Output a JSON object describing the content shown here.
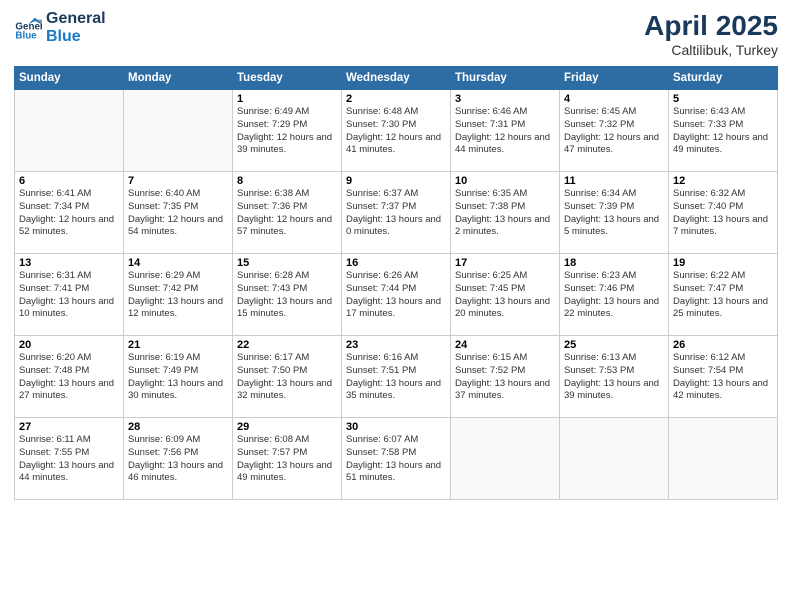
{
  "header": {
    "logo_line1": "General",
    "logo_line2": "Blue",
    "month_year": "April 2025",
    "location": "Caltilibuk, Turkey"
  },
  "days_of_week": [
    "Sunday",
    "Monday",
    "Tuesday",
    "Wednesday",
    "Thursday",
    "Friday",
    "Saturday"
  ],
  "weeks": [
    [
      {
        "day": "",
        "info": ""
      },
      {
        "day": "",
        "info": ""
      },
      {
        "day": "1",
        "info": "Sunrise: 6:49 AM\nSunset: 7:29 PM\nDaylight: 12 hours and 39 minutes."
      },
      {
        "day": "2",
        "info": "Sunrise: 6:48 AM\nSunset: 7:30 PM\nDaylight: 12 hours and 41 minutes."
      },
      {
        "day": "3",
        "info": "Sunrise: 6:46 AM\nSunset: 7:31 PM\nDaylight: 12 hours and 44 minutes."
      },
      {
        "day": "4",
        "info": "Sunrise: 6:45 AM\nSunset: 7:32 PM\nDaylight: 12 hours and 47 minutes."
      },
      {
        "day": "5",
        "info": "Sunrise: 6:43 AM\nSunset: 7:33 PM\nDaylight: 12 hours and 49 minutes."
      }
    ],
    [
      {
        "day": "6",
        "info": "Sunrise: 6:41 AM\nSunset: 7:34 PM\nDaylight: 12 hours and 52 minutes."
      },
      {
        "day": "7",
        "info": "Sunrise: 6:40 AM\nSunset: 7:35 PM\nDaylight: 12 hours and 54 minutes."
      },
      {
        "day": "8",
        "info": "Sunrise: 6:38 AM\nSunset: 7:36 PM\nDaylight: 12 hours and 57 minutes."
      },
      {
        "day": "9",
        "info": "Sunrise: 6:37 AM\nSunset: 7:37 PM\nDaylight: 13 hours and 0 minutes."
      },
      {
        "day": "10",
        "info": "Sunrise: 6:35 AM\nSunset: 7:38 PM\nDaylight: 13 hours and 2 minutes."
      },
      {
        "day": "11",
        "info": "Sunrise: 6:34 AM\nSunset: 7:39 PM\nDaylight: 13 hours and 5 minutes."
      },
      {
        "day": "12",
        "info": "Sunrise: 6:32 AM\nSunset: 7:40 PM\nDaylight: 13 hours and 7 minutes."
      }
    ],
    [
      {
        "day": "13",
        "info": "Sunrise: 6:31 AM\nSunset: 7:41 PM\nDaylight: 13 hours and 10 minutes."
      },
      {
        "day": "14",
        "info": "Sunrise: 6:29 AM\nSunset: 7:42 PM\nDaylight: 13 hours and 12 minutes."
      },
      {
        "day": "15",
        "info": "Sunrise: 6:28 AM\nSunset: 7:43 PM\nDaylight: 13 hours and 15 minutes."
      },
      {
        "day": "16",
        "info": "Sunrise: 6:26 AM\nSunset: 7:44 PM\nDaylight: 13 hours and 17 minutes."
      },
      {
        "day": "17",
        "info": "Sunrise: 6:25 AM\nSunset: 7:45 PM\nDaylight: 13 hours and 20 minutes."
      },
      {
        "day": "18",
        "info": "Sunrise: 6:23 AM\nSunset: 7:46 PM\nDaylight: 13 hours and 22 minutes."
      },
      {
        "day": "19",
        "info": "Sunrise: 6:22 AM\nSunset: 7:47 PM\nDaylight: 13 hours and 25 minutes."
      }
    ],
    [
      {
        "day": "20",
        "info": "Sunrise: 6:20 AM\nSunset: 7:48 PM\nDaylight: 13 hours and 27 minutes."
      },
      {
        "day": "21",
        "info": "Sunrise: 6:19 AM\nSunset: 7:49 PM\nDaylight: 13 hours and 30 minutes."
      },
      {
        "day": "22",
        "info": "Sunrise: 6:17 AM\nSunset: 7:50 PM\nDaylight: 13 hours and 32 minutes."
      },
      {
        "day": "23",
        "info": "Sunrise: 6:16 AM\nSunset: 7:51 PM\nDaylight: 13 hours and 35 minutes."
      },
      {
        "day": "24",
        "info": "Sunrise: 6:15 AM\nSunset: 7:52 PM\nDaylight: 13 hours and 37 minutes."
      },
      {
        "day": "25",
        "info": "Sunrise: 6:13 AM\nSunset: 7:53 PM\nDaylight: 13 hours and 39 minutes."
      },
      {
        "day": "26",
        "info": "Sunrise: 6:12 AM\nSunset: 7:54 PM\nDaylight: 13 hours and 42 minutes."
      }
    ],
    [
      {
        "day": "27",
        "info": "Sunrise: 6:11 AM\nSunset: 7:55 PM\nDaylight: 13 hours and 44 minutes."
      },
      {
        "day": "28",
        "info": "Sunrise: 6:09 AM\nSunset: 7:56 PM\nDaylight: 13 hours and 46 minutes."
      },
      {
        "day": "29",
        "info": "Sunrise: 6:08 AM\nSunset: 7:57 PM\nDaylight: 13 hours and 49 minutes."
      },
      {
        "day": "30",
        "info": "Sunrise: 6:07 AM\nSunset: 7:58 PM\nDaylight: 13 hours and 51 minutes."
      },
      {
        "day": "",
        "info": ""
      },
      {
        "day": "",
        "info": ""
      },
      {
        "day": "",
        "info": ""
      }
    ]
  ]
}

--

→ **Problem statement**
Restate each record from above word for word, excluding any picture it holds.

→ **Answer space**
Output a JSON object describing the content shown here.
{
  "header": {
    "logo_line1": "General",
    "logo_line2": "Blue",
    "month_year": "April 2025",
    "location": "Caltilibuk, Turkey"
  },
  "days_of_week": [
    "Sunday",
    "Monday",
    "Tuesday",
    "Wednesday",
    "Thursday",
    "Friday",
    "Saturday"
  ],
  "weeks": [
    [
      {
        "day": "",
        "info": ""
      },
      {
        "day": "",
        "info": ""
      },
      {
        "day": "1",
        "info": "Sunrise: 6:49 AM\nSunset: 7:29 PM\nDaylight: 12 hours and 39 minutes."
      },
      {
        "day": "2",
        "info": "Sunrise: 6:48 AM\nSunset: 7:30 PM\nDaylight: 12 hours and 41 minutes."
      },
      {
        "day": "3",
        "info": "Sunrise: 6:46 AM\nSunset: 7:31 PM\nDaylight: 12 hours and 44 minutes."
      },
      {
        "day": "4",
        "info": "Sunrise: 6:45 AM\nSunset: 7:32 PM\nDaylight: 12 hours and 47 minutes."
      },
      {
        "day": "5",
        "info": "Sunrise: 6:43 AM\nSunset: 7:33 PM\nDaylight: 12 hours and 49 minutes."
      }
    ],
    [
      {
        "day": "6",
        "info": "Sunrise: 6:41 AM\nSunset: 7:34 PM\nDaylight: 12 hours and 52 minutes."
      },
      {
        "day": "7",
        "info": "Sunrise: 6:40 AM\nSunset: 7:35 PM\nDaylight: 12 hours and 54 minutes."
      },
      {
        "day": "8",
        "info": "Sunrise: 6:38 AM\nSunset: 7:36 PM\nDaylight: 12 hours and 57 minutes."
      },
      {
        "day": "9",
        "info": "Sunrise: 6:37 AM\nSunset: 7:37 PM\nDaylight: 13 hours and 0 minutes."
      },
      {
        "day": "10",
        "info": "Sunrise: 6:35 AM\nSunset: 7:38 PM\nDaylight: 13 hours and 2 minutes."
      },
      {
        "day": "11",
        "info": "Sunrise: 6:34 AM\nSunset: 7:39 PM\nDaylight: 13 hours and 5 minutes."
      },
      {
        "day": "12",
        "info": "Sunrise: 6:32 AM\nSunset: 7:40 PM\nDaylight: 13 hours and 7 minutes."
      }
    ],
    [
      {
        "day": "13",
        "info": "Sunrise: 6:31 AM\nSunset: 7:41 PM\nDaylight: 13 hours and 10 minutes."
      },
      {
        "day": "14",
        "info": "Sunrise: 6:29 AM\nSunset: 7:42 PM\nDaylight: 13 hours and 12 minutes."
      },
      {
        "day": "15",
        "info": "Sunrise: 6:28 AM\nSunset: 7:43 PM\nDaylight: 13 hours and 15 minutes."
      },
      {
        "day": "16",
        "info": "Sunrise: 6:26 AM\nSunset: 7:44 PM\nDaylight: 13 hours and 17 minutes."
      },
      {
        "day": "17",
        "info": "Sunrise: 6:25 AM\nSunset: 7:45 PM\nDaylight: 13 hours and 20 minutes."
      },
      {
        "day": "18",
        "info": "Sunrise: 6:23 AM\nSunset: 7:46 PM\nDaylight: 13 hours and 22 minutes."
      },
      {
        "day": "19",
        "info": "Sunrise: 6:22 AM\nSunset: 7:47 PM\nDaylight: 13 hours and 25 minutes."
      }
    ],
    [
      {
        "day": "20",
        "info": "Sunrise: 6:20 AM\nSunset: 7:48 PM\nDaylight: 13 hours and 27 minutes."
      },
      {
        "day": "21",
        "info": "Sunrise: 6:19 AM\nSunset: 7:49 PM\nDaylight: 13 hours and 30 minutes."
      },
      {
        "day": "22",
        "info": "Sunrise: 6:17 AM\nSunset: 7:50 PM\nDaylight: 13 hours and 32 minutes."
      },
      {
        "day": "23",
        "info": "Sunrise: 6:16 AM\nSunset: 7:51 PM\nDaylight: 13 hours and 35 minutes."
      },
      {
        "day": "24",
        "info": "Sunrise: 6:15 AM\nSunset: 7:52 PM\nDaylight: 13 hours and 37 minutes."
      },
      {
        "day": "25",
        "info": "Sunrise: 6:13 AM\nSunset: 7:53 PM\nDaylight: 13 hours and 39 minutes."
      },
      {
        "day": "26",
        "info": "Sunrise: 6:12 AM\nSunset: 7:54 PM\nDaylight: 13 hours and 42 minutes."
      }
    ],
    [
      {
        "day": "27",
        "info": "Sunrise: 6:11 AM\nSunset: 7:55 PM\nDaylight: 13 hours and 44 minutes."
      },
      {
        "day": "28",
        "info": "Sunrise: 6:09 AM\nSunset: 7:56 PM\nDaylight: 13 hours and 46 minutes."
      },
      {
        "day": "29",
        "info": "Sunrise: 6:08 AM\nSunset: 7:57 PM\nDaylight: 13 hours and 49 minutes."
      },
      {
        "day": "30",
        "info": "Sunrise: 6:07 AM\nSunset: 7:58 PM\nDaylight: 13 hours and 51 minutes."
      },
      {
        "day": "",
        "info": ""
      },
      {
        "day": "",
        "info": ""
      },
      {
        "day": "",
        "info": ""
      }
    ]
  ]
}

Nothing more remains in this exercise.